▸ **Exercise inputs**:
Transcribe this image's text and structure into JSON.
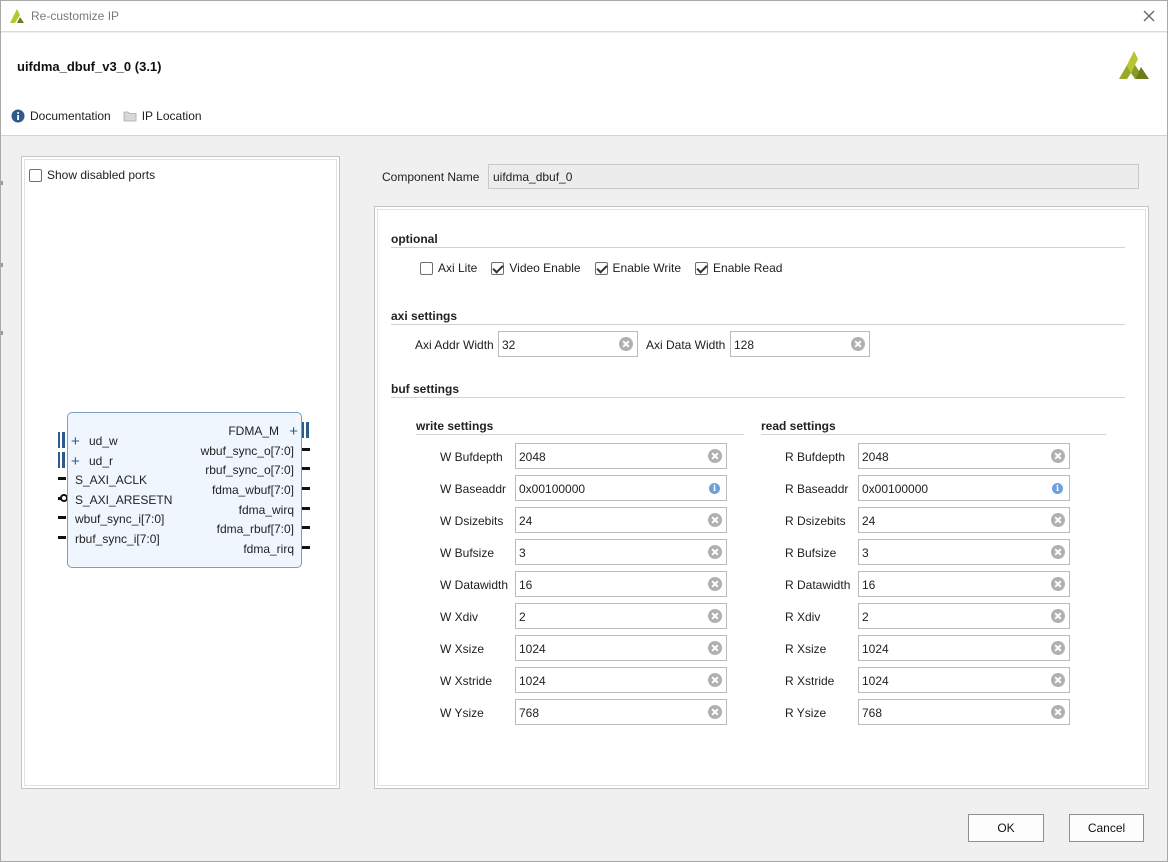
{
  "window": {
    "title": "Re-customize IP",
    "ip_name": "uifdma_dbuf_v3_0 (3.1)",
    "brand_colors": {
      "logo_dark": "#6e7b1a",
      "logo_light": "#b8c532",
      "accent": "#2e5a8c"
    }
  },
  "header_links": [
    {
      "label": "Documentation",
      "icon": "info-icon"
    },
    {
      "label": "IP Location",
      "icon": "folder-icon"
    }
  ],
  "left_panel": {
    "show_disabled_ports": {
      "label": "Show disabled ports",
      "checked": false
    },
    "block": {
      "left_ports": [
        "ud_w",
        "ud_r",
        "S_AXI_ACLK",
        "S_AXI_ARESETN",
        "wbuf_sync_i[7:0]",
        "rbuf_sync_i[7:0]"
      ],
      "right_ports": [
        "FDMA_M",
        "wbuf_sync_o[7:0]",
        "rbuf_sync_o[7:0]",
        "fdma_wbuf[7:0]",
        "fdma_wirq",
        "fdma_rbuf[7:0]",
        "fdma_rirq"
      ]
    }
  },
  "component": {
    "label": "Component Name",
    "value": "uifdma_dbuf_0"
  },
  "optional": {
    "title": "optional",
    "items": [
      {
        "label": "Axi Lite",
        "checked": false
      },
      {
        "label": "Video Enable",
        "checked": true
      },
      {
        "label": "Enable Write",
        "checked": true
      },
      {
        "label": "Enable Read",
        "checked": true
      }
    ]
  },
  "axi": {
    "title": "axi settings",
    "addr_width": {
      "label": "Axi Addr Width",
      "value": "32"
    },
    "data_width": {
      "label": "Axi Data Width",
      "value": "128"
    }
  },
  "buf": {
    "title": "buf settings",
    "write": {
      "title": "write settings",
      "fields": [
        {
          "label": "W Bufdepth",
          "value": "2048"
        },
        {
          "label": "W Baseaddr",
          "value": "0x00100000"
        },
        {
          "label": "W Dsizebits",
          "value": "24"
        },
        {
          "label": "W Bufsize",
          "value": "3"
        },
        {
          "label": "W Datawidth",
          "value": "16"
        },
        {
          "label": "W Xdiv",
          "value": "2"
        },
        {
          "label": "W Xsize",
          "value": "1024"
        },
        {
          "label": "W Xstride",
          "value": "1024"
        },
        {
          "label": "W Ysize",
          "value": "768"
        }
      ]
    },
    "read": {
      "title": "read settings",
      "fields": [
        {
          "label": "R Bufdepth",
          "value": "2048"
        },
        {
          "label": "R Baseaddr",
          "value": "0x00100000"
        },
        {
          "label": "R Dsizebits",
          "value": "24"
        },
        {
          "label": "R Bufsize",
          "value": "3"
        },
        {
          "label": "R Datawidth",
          "value": "16"
        },
        {
          "label": "R Xdiv",
          "value": "2"
        },
        {
          "label": "R Xsize",
          "value": "1024"
        },
        {
          "label": "R Xstride",
          "value": "1024"
        },
        {
          "label": "R Ysize",
          "value": "768"
        }
      ]
    }
  },
  "buttons": {
    "ok": "OK",
    "cancel": "Cancel"
  }
}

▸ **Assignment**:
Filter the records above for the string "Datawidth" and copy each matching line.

▸ **The answer**:
          "label": "W Datawidth",
          "label": "R Datawidth",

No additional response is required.